Administration launches initiative to improve cancer outcomes in low-income areas

June 26, 2023
Persistent Poverty Initiative.

The Biden-Harris Administration awarded $50 million to launch the Persistent Poverty Initiative, an initiative to alleviate the cumulative effects of persistent poverty on cancer outcomes by building research capacity, fostering cancer prevention research, and promoting the implementation of community-based programs.

These awards create five new Centers for Cancer Control Research in Persistent Poverty Areas that will advance key priorities of the Administration’s Cancer Moonshot — to reduce inequities in the structural drivers of cancer and prevent more cancers before they start by reducing tobacco use and making sure everyone has access to healthy food.

Each center will work with targeted low-income communities to implement and measure the effectiveness of structural interventions for cancer control and prevention, follow-up care, and survivorship.
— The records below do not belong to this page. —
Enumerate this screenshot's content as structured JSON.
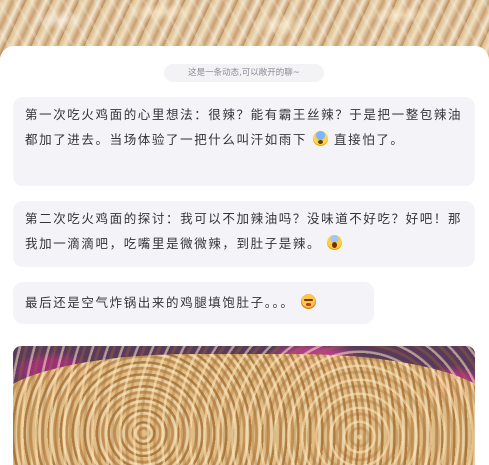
{
  "notice": {
    "text": "这是一条动态,可以敞开的聊~"
  },
  "messages": [
    {
      "text_before": "第一次吃火鸡面的心里想法：很辣？能有霸王丝辣？于是把一整包辣油都加了进去。当场体验了一把什么叫汗如雨下",
      "emoji": "fearful-face-icon",
      "text_after": "直接怕了。"
    },
    {
      "text_before": "第二次吃火鸡面的探讨：我可以不加辣油吗？没味道不好吃？好吧！那我加一滴滴吧，吃嘴里是微微辣，到肚子是辣。",
      "emoji": "screaming-face-icon",
      "text_after": ""
    },
    {
      "text_before": "最后还是空气炸锅出来的鸡腿填饱肚子。。。",
      "emoji": "tired-face-icon",
      "text_after": ""
    }
  ],
  "images": {
    "top": "noodles-photo",
    "bottom": "noodles-photo"
  }
}
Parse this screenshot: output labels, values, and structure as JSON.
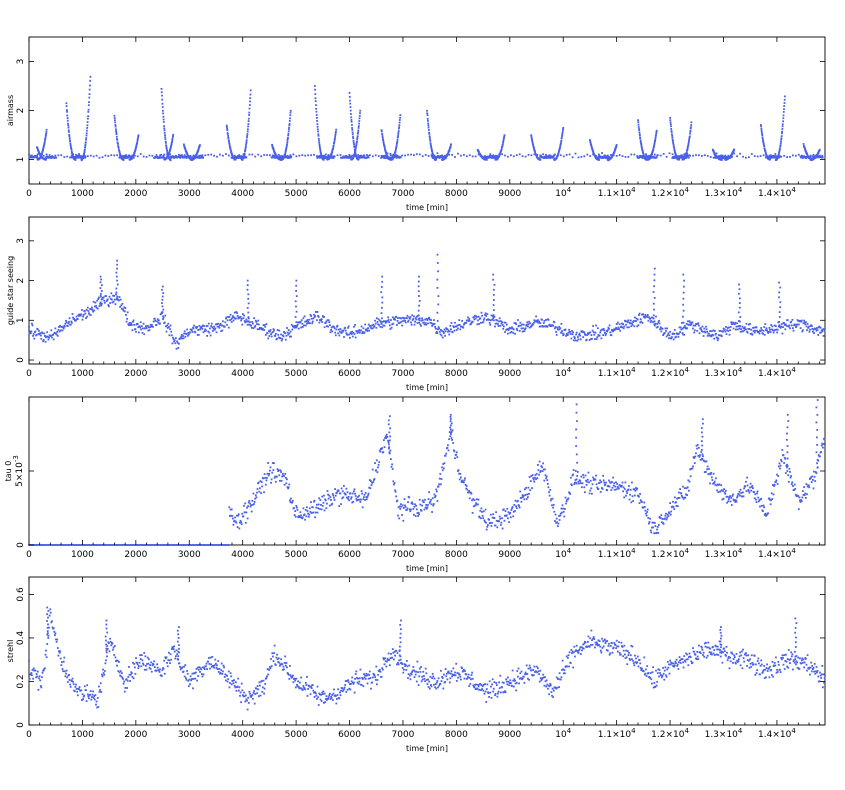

These centers will conduct research in areas such as reducing obesity, improving nutrition, increasing physical activity, helping people quit smoking, and improving living conditions through supplemental income. In addition, the centers will help train a pipeline of early-career investigators to work with underserved communities in conducting multilevel intervention research.

The awards are spread over the next five years across all centers, pending availability of funds:

  • Acres Homes Cancer Prevention Collaboration: Led by the University of Texas MD Anderson Cancer Center, Houston, this center will work with primarily Black/African American and Hispanic communities in northwest Houston to evaluate interventions in nutrition and physical activity to help prevent obesity and obesity-related cancer.
  • The Center for Cancer Control in Persistent Poverty Areas: Led by the University of Alabama at Birmingham, this center will work with Black/African American communities in Jefferson County, Alabama, to evaluate interventions aimed at reducing cancer disparities by improving living environments and promoting healthy activities. The center will also test diet and exercise interventions for cancer survivors.
  • The Upstream Center: Led by Stanford University, Palo Alto, this center will work with Hispanic and Asian American communities in Santa Clara and Yolo Counties in northern California to assess how state programs for guaranteed basic income affect cancer outcomes. It will also test whether the earned income tax credit promotes the adoption of healthy behaviors related to reducing colorectal cancer risk.
  • The Center for Social Capital: Led by Weill Cornell Medicine and Columbia University, New York City, this center will work with Black/African American, Caribbean American, and Hispanic communities in the South Bronx, north-central Brooklyn, Washington Heights, and Western Queens in New York City to test the effectiveness of cancer education and tobacco cessation programs in promoting multigenerational health.
  • HOPE & CAIRHE 2gether: Led by the University of Utah, Salt Lake City, this center will work with primarily Hispanic communities in Utah and American Indian communities in rural areas of Montana, Oregon, South Dakota, and Wisconsin to test interventions for commercial tobacco cessation and obesity prevention.

NIH release